Visual Studio .NET 2003

A local-variable-declaration declares one or more local variables.

type   local-variable-declarators
local-variable-declarators   ,   local-variable-declarator
identifier   =   local-variable-initializer

The type of a local-variable-declaration specifies the type of the variables introduced by the declaration. The type is followed by a list of local-variable-declarators, each of which introduces a new variable. A local-variable-declarator consists of an identifier that names the variable, optionally followed by an "=" token and a local-variable-initializer that gives the initial value of the variable.

The value of a local variable is obtained in an expression using a simple-name (Section 7.5.2), and the value of a local variable is modified using an assignment (Section 7.13). A local variable must be definitely assigned (Section 5.3) at each location where its value is obtained.

The scope of a local variable declared in a local-variable-declaration is the block in which the declaration occurs. It is an error to refer to a local variable in a textual position that precedes the local-variable-declarator of the local variable. Within the scope of a local variable, it is a compile-time error to declare another local variable or constant with the same name.

A local variable declaration that declares multiple variables is equivalent to multiple declarations of single variables with the same type.
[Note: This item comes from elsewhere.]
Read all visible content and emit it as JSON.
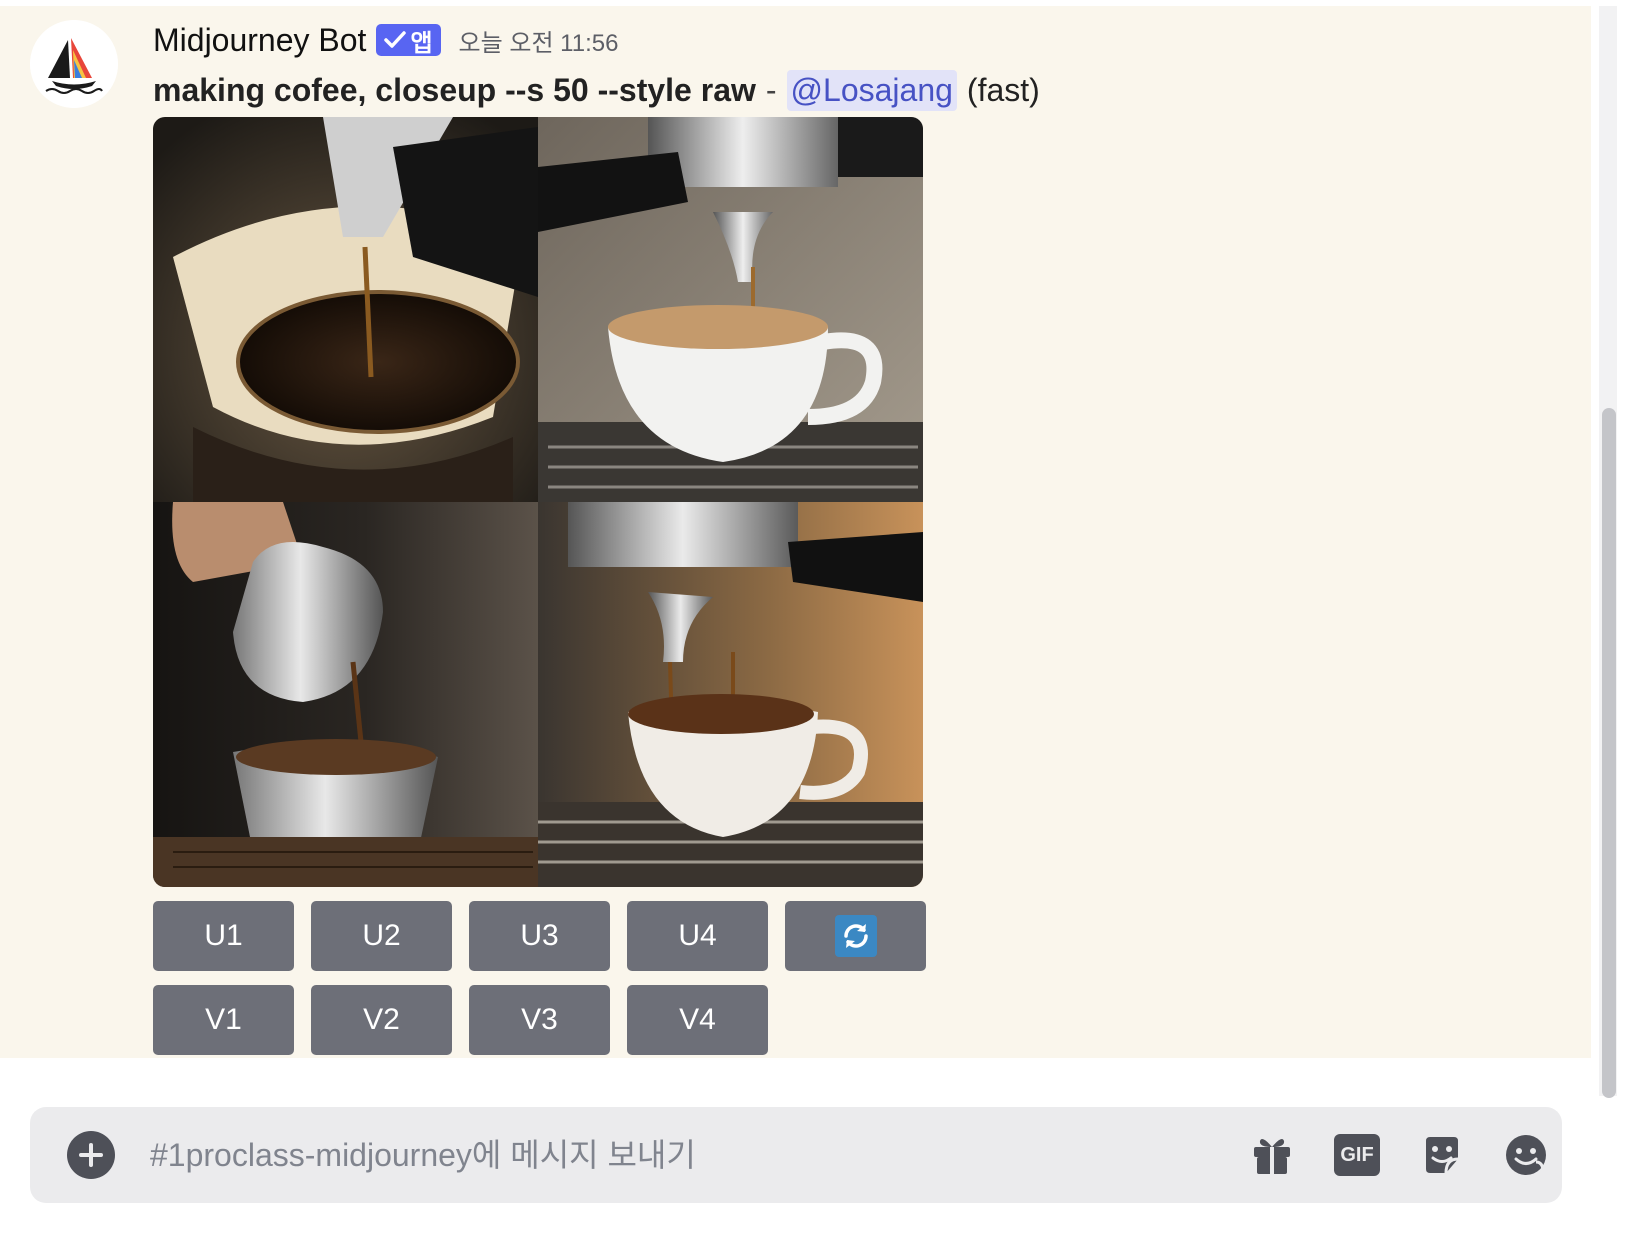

Furthermore, a variable initializer in a local variable declaration corresponds exactly to an assignment statement that is inserted immediately after the declaration.

The example

void F() {
   int x = 1, y, z = x * 2;

corresponds exactly to

void F() {
   int x; x = 1;
   int y;
   int z; z = x * 2;